The new mudguards have lower ‘tails’ and more of the rear wheel is covered, providing better protection for the rider in the wet. The wheels are shod with new-style lower-profile tyres with an Aramid belt and a 4mm internal puncture protection layer.
The new bike has a signature new “sound” because of the new wheels and the slimmer tyres. Saddle adjustment is now much simpler with a new one-handed seat clamp.
Pashley was founded in 1926 by William ‘Rath’ Pashley. The company’s factory is in Stratford-upon-Avon, Warwickshire, Shakespeare’s birthplace. The firm employs 53 people. While the new frame is currentnly shipped in from Asia, Bell said Pashley will be evaluating whether the alloy frame can be made in the UK at point point in the future. Pashley currently hand-builds a large range of cycles, including traditional bicycles and tricycles for the consumer market as well as workbikes.
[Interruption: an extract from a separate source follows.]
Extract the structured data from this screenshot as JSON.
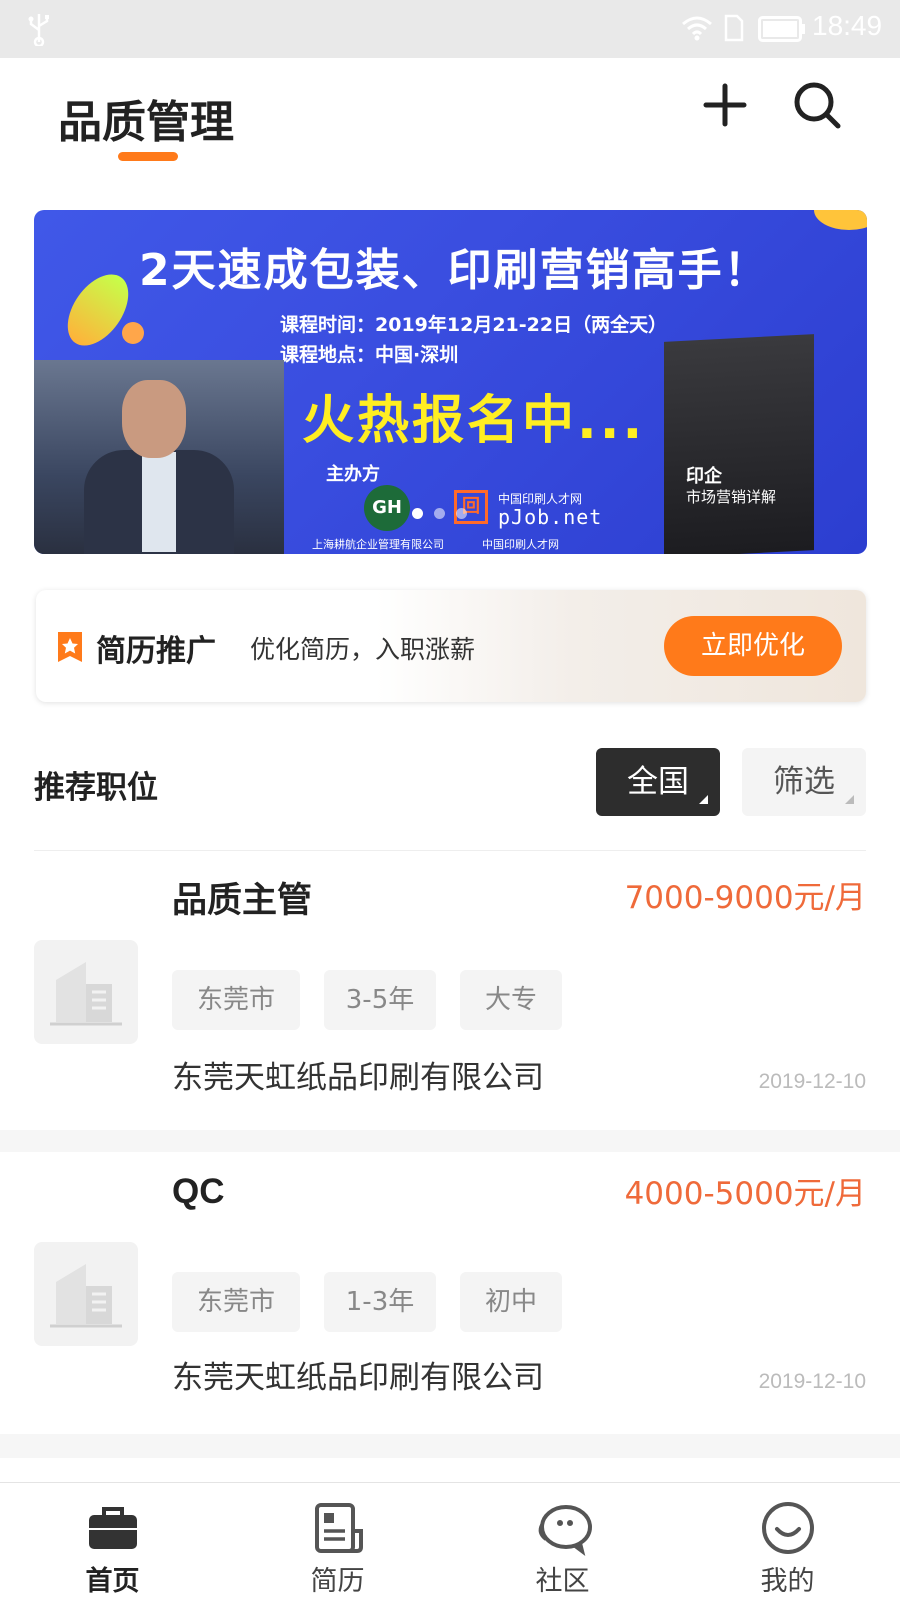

The firm makes 10,000 bikes a year. Its welders are capable of fabricating aluminium frames, but the firm would have to invest in T46 frame welding facilities, a rareity in the UK.